No, it’s not.
But we can’t leave it there, nor do we want to. We care about our customers and want them to have working air conditioning systems. When ice starts to form along an AC’s evaporator coil (which it where it begins), it’s a sign of distress. The AC needs a professional’s eye and may require extensive repairs. If the problem at the root of the ice isn’t fixed, the air conditioner will lose cooling capacity and may suffer from a complete breakdown.
Now that we’ve put an appropriate amount of fear into you, let’s get into what this ice means and why it spells bad news for an air conditioning system.
Ice means the AC is struggling with heat absorption
Clearing up a common misconception about how air conditioning systems operate: They don’t generate cooling, because cooing isn’t a type of energy. It’s an absence of heat energy. What ACs do is draw heat from the air inside a home to lower its temperature. This thermal absorption occurs along the evaporator coil, where cold refrigerant moving through the coil evaporates and absorbs heat. This raises the temperature of the cold refrigerant at the same time, making it warm above freezing.
What happens if the coil or refrigerant cannot properly absorb heat? One effect is the refrigerant remains too cold, and this causes the moisture in the air and along the coil to freeze. This ice further restricts the coil’s ability to absorb heat, and even more ice grows until eventually it blocks all heat absorption. I.e. no cooling from the AC!

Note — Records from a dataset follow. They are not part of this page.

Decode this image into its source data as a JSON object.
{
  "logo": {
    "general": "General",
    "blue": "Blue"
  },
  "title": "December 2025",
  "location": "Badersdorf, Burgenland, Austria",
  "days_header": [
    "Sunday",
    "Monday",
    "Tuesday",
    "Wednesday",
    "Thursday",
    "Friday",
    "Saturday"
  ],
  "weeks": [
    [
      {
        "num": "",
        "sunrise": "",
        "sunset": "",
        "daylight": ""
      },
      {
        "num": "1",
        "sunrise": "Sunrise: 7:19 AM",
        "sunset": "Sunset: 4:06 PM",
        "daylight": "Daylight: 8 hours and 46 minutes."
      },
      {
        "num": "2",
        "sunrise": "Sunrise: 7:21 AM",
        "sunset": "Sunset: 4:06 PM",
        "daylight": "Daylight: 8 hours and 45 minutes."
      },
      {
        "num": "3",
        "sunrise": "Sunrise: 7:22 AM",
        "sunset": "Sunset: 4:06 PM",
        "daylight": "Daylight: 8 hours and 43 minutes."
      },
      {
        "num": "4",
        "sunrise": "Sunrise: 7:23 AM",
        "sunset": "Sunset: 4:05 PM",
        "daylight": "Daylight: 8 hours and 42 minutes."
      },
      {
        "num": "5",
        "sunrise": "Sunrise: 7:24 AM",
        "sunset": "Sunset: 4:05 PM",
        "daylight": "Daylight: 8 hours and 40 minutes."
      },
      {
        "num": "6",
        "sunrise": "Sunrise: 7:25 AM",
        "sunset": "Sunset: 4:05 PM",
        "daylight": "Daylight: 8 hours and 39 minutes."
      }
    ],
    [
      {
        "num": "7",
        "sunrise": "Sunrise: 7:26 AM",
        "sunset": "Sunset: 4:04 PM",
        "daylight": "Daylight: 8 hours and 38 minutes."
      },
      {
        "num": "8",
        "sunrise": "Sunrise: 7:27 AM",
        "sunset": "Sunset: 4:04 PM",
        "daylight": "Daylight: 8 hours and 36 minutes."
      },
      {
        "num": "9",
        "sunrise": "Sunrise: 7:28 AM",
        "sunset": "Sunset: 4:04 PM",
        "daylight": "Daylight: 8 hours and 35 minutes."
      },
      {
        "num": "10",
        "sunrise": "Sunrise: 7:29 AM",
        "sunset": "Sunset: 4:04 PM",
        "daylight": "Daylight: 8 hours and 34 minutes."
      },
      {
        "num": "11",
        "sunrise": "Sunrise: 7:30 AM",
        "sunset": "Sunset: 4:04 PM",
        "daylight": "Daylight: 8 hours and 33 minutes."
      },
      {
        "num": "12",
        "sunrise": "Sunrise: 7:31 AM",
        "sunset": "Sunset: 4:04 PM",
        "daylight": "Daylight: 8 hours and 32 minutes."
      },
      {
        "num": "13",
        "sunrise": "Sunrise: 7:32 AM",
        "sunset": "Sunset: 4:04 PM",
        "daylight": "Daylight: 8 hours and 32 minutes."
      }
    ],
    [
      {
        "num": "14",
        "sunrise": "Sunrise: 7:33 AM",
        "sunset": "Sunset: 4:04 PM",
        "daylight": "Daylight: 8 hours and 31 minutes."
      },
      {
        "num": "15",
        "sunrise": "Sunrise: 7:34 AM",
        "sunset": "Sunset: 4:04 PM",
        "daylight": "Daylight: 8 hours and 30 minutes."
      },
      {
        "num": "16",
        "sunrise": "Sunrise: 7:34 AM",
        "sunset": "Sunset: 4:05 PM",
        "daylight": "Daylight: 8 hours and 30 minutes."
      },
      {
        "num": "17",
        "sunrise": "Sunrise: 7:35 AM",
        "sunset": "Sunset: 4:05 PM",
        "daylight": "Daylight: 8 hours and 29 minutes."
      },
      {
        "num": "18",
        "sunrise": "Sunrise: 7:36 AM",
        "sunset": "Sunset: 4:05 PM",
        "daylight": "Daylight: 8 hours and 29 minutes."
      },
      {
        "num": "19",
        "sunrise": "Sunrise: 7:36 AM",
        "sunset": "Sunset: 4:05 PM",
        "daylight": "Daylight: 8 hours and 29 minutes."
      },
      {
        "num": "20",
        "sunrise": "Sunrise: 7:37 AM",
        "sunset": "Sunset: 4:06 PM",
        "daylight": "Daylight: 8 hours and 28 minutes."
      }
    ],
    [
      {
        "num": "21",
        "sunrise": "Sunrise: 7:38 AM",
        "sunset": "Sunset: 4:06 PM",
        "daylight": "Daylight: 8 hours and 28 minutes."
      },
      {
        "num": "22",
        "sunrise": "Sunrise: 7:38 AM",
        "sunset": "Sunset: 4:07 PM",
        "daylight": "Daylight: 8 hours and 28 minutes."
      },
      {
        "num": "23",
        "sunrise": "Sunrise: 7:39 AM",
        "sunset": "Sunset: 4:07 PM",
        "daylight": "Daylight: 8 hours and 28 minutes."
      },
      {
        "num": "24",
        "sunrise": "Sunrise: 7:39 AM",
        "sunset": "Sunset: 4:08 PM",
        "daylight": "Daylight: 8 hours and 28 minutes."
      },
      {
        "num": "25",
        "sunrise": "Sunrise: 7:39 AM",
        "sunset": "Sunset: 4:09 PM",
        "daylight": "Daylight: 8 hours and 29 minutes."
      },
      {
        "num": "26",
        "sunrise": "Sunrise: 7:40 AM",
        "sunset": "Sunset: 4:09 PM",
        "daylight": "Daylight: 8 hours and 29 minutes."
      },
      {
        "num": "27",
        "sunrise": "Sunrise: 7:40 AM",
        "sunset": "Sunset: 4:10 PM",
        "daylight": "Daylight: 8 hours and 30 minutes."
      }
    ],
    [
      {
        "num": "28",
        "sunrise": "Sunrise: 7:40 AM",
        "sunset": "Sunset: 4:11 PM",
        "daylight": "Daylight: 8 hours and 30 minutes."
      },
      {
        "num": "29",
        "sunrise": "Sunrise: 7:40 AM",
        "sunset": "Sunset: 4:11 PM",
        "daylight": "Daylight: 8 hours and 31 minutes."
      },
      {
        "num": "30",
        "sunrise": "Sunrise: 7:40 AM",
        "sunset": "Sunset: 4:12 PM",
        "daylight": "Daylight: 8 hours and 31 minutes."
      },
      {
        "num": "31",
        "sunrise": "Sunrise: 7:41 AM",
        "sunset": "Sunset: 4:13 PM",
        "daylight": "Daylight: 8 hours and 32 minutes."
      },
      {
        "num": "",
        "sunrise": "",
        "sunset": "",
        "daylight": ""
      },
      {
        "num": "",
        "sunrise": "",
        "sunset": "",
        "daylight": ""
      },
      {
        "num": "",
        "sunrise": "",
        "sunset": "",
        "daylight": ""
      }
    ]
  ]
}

Reasons this might happen
A restriction on the evaporator coil’s thermal absorption ability can come from several sources:
- Dirt or grime on the coil: Any layer of dirt, dust, or other grime on the evaporator coil’s surface becomes an insulator against heat. This can happen because of a clogged air filter that has started to allow dust and dirt to get into the AC unit. You can fix this once ice has started to develop, because the ice must be professionally defrosted from the coil first.
- Clogged air filter: A congested filter on its own can lead to a low flow of air over the coil. If there’s not enough warmth around the coil, the refrigerant will remain too cold and start the freezing.
- Leaking refrigerant: Ice on the evaporator coil is a major warning sign of refrigerant leaking from the system. When there’s less refrigerant in the coil, it won’t have enough heat absorption ability, leaving the remaining refrigerant in the coil below freezing.
- Failing blower fan: A blower fan that isn’t sending sufficient warm air over the coil will leave the coil too cold.
Solving the iced-over air conditioner problem
First, don’t try to scrape the ice off. This won’t solve the problem at the root of the ice formation, and you might also damage the coil. It takes experts to handle this! Call our local professionals who know all about air conditioning in Sudbury, MA to find the trouble, repair it, then defrost the coils.
Basnett Plumbing, Heating & AC has been trusted for over 30 years. Call us for service in the MetroWest Area.